• _What you will do_:
Show all lines of the entries in which the word "width" is found.

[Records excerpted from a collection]
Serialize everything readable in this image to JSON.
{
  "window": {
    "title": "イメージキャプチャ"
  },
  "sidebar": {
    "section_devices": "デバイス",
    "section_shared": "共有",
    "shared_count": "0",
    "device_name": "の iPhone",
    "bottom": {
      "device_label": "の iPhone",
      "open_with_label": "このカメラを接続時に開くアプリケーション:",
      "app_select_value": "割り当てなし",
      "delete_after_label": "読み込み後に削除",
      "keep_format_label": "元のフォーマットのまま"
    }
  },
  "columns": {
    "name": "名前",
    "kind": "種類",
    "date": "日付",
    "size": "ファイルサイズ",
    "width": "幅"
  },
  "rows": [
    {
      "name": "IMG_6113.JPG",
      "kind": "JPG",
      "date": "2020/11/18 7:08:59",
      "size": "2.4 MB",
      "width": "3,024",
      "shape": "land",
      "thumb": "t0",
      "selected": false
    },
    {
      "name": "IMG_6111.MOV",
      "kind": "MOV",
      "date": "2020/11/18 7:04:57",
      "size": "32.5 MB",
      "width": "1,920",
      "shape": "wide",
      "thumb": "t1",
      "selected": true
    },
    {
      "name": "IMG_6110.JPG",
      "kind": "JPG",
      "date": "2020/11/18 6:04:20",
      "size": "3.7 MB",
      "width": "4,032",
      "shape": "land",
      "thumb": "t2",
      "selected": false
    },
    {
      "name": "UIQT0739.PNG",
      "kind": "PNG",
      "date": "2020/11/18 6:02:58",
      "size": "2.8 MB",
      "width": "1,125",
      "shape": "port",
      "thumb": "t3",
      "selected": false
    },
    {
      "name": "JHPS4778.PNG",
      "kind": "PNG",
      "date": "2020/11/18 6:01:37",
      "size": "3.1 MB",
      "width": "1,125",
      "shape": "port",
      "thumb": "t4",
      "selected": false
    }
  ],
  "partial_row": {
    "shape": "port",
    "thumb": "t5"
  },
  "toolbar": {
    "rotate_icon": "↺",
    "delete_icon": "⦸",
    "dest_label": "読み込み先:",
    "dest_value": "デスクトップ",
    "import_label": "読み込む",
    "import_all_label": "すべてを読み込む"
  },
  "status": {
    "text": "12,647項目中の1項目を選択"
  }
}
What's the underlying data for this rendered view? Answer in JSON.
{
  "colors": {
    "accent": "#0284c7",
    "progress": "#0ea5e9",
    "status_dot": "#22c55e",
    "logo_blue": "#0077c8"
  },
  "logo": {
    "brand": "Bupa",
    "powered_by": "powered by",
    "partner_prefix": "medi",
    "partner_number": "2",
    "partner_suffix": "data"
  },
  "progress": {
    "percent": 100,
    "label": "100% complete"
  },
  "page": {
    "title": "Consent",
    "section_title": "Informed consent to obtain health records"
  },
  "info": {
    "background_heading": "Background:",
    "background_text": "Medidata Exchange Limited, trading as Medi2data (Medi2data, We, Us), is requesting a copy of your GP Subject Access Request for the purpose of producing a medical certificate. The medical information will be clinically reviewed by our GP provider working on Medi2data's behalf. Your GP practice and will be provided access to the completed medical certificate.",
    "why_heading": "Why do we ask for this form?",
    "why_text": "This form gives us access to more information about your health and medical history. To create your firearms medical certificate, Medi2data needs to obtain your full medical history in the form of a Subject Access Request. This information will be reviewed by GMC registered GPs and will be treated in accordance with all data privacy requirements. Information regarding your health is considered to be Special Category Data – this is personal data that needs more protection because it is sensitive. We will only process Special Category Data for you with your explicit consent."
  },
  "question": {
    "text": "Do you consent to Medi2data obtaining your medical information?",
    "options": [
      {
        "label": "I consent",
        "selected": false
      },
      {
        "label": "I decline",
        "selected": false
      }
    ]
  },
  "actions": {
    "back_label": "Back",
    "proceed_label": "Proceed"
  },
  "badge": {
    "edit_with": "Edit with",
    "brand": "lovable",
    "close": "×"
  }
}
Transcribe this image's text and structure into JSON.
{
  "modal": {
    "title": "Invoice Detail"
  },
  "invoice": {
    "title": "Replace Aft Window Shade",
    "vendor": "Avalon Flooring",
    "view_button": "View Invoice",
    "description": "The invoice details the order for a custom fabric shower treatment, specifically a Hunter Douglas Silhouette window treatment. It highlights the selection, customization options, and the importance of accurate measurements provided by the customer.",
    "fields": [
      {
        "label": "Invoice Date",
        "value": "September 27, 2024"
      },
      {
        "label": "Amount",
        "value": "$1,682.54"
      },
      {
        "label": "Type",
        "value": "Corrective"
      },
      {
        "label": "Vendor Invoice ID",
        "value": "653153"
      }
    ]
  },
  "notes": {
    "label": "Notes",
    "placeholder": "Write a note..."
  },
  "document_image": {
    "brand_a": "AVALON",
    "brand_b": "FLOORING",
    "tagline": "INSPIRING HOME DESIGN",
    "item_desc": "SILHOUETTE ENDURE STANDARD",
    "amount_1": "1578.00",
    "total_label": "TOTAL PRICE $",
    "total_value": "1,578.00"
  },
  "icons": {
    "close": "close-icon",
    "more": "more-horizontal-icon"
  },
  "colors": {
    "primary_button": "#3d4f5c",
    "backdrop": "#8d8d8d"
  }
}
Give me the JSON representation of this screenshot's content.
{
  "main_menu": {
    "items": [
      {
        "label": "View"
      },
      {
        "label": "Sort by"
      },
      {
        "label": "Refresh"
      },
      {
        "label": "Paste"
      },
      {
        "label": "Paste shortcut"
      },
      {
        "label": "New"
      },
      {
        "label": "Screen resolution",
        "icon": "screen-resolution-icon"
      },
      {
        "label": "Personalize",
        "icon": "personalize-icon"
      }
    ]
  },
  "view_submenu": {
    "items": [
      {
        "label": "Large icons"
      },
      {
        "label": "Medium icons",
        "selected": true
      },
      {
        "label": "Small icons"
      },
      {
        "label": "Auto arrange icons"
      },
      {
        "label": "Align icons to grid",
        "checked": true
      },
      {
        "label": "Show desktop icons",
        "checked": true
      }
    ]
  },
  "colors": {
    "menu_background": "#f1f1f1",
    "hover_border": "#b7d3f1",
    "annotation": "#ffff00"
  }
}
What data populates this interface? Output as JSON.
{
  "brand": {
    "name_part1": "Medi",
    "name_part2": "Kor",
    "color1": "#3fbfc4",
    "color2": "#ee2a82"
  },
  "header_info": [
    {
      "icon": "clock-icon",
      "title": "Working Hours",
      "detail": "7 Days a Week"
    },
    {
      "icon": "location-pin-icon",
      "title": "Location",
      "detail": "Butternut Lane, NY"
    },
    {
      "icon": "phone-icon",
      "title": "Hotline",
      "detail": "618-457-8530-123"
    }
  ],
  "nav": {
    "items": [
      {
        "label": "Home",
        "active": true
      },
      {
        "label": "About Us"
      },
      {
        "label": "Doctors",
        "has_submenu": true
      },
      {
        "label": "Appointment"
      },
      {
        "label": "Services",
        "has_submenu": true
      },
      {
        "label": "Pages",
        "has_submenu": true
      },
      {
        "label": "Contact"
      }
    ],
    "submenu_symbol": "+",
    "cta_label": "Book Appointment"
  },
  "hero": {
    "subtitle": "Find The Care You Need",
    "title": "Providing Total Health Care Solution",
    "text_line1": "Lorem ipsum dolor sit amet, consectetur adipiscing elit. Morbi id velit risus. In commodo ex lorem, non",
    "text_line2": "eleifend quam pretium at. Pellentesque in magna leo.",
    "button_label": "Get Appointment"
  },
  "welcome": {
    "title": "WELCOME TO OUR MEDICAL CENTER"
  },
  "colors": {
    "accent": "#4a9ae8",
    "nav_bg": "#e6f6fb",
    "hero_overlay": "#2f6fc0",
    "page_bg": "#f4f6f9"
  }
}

• _Solved exercise_:
    "width": "幅"
      "width": "3,024",
      "width": "1,920",
      "width": "4,032",
      "width": "1,125",
      "width": "1,125",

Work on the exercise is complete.